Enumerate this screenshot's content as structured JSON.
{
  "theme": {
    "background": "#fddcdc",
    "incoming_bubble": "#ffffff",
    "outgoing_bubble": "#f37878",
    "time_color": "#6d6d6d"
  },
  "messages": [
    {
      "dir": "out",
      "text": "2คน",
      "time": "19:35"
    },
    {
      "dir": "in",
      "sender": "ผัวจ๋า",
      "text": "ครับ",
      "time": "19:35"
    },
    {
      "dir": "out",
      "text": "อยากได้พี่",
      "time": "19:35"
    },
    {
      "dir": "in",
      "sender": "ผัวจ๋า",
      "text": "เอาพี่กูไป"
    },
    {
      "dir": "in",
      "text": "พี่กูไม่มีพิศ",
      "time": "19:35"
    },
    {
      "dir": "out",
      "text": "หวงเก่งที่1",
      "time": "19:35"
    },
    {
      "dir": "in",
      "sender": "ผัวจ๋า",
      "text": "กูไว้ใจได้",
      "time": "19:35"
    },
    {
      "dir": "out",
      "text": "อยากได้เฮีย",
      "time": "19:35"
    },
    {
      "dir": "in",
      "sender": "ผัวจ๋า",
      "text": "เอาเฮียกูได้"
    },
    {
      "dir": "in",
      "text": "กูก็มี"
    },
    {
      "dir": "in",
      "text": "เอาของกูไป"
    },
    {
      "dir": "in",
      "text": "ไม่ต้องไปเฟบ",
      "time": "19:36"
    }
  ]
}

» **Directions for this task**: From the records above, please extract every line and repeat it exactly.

» **Exercise result**:
Enumerate this screenshot's content as structured JSON.
{
  "theme": {
    "background": "#fddcdc",
    "incoming_bubble": "#ffffff",
    "outgoing_bubble": "#f37878",
    "time_color": "#6d6d6d"
  },
  "messages": [
    {
      "dir": "out",
      "text": "2คน",
      "time": "19:35"
    },
    {
      "dir": "in",
      "sender": "ผัวจ๋า",
      "text": "ครับ",
      "time": "19:35"
    },
    {
      "dir": "out",
      "text": "อยากได้พี่",
      "time": "19:35"
    },
    {
      "dir": "in",
      "sender": "ผัวจ๋า",
      "text": "เอาพี่กูไป"
    },
    {
      "dir": "in",
      "text": "พี่กูไม่มีพิศ",
      "time": "19:35"
    },
    {
      "dir": "out",
      "text": "หวงเก่งที่1",
      "time": "19:35"
    },
    {
      "dir": "in",
      "sender": "ผัวจ๋า",
      "text": "กูไว้ใจได้",
      "time": "19:35"
    },
    {
      "dir": "out",
      "text": "อยากได้เฮีย",
      "time": "19:35"
    },
    {
      "dir": "in",
      "sender": "ผัวจ๋า",
      "text": "เอาเฮียกูได้"
    },
    {
      "dir": "in",
      "text": "กูก็มี"
    },
    {
      "dir": "in",
      "text": "เอาของกูไป"
    },
    {
      "dir": "in",
      "text": "ไม่ต้องไปเฟบ",
      "time": "19:36"
    }
  ]
}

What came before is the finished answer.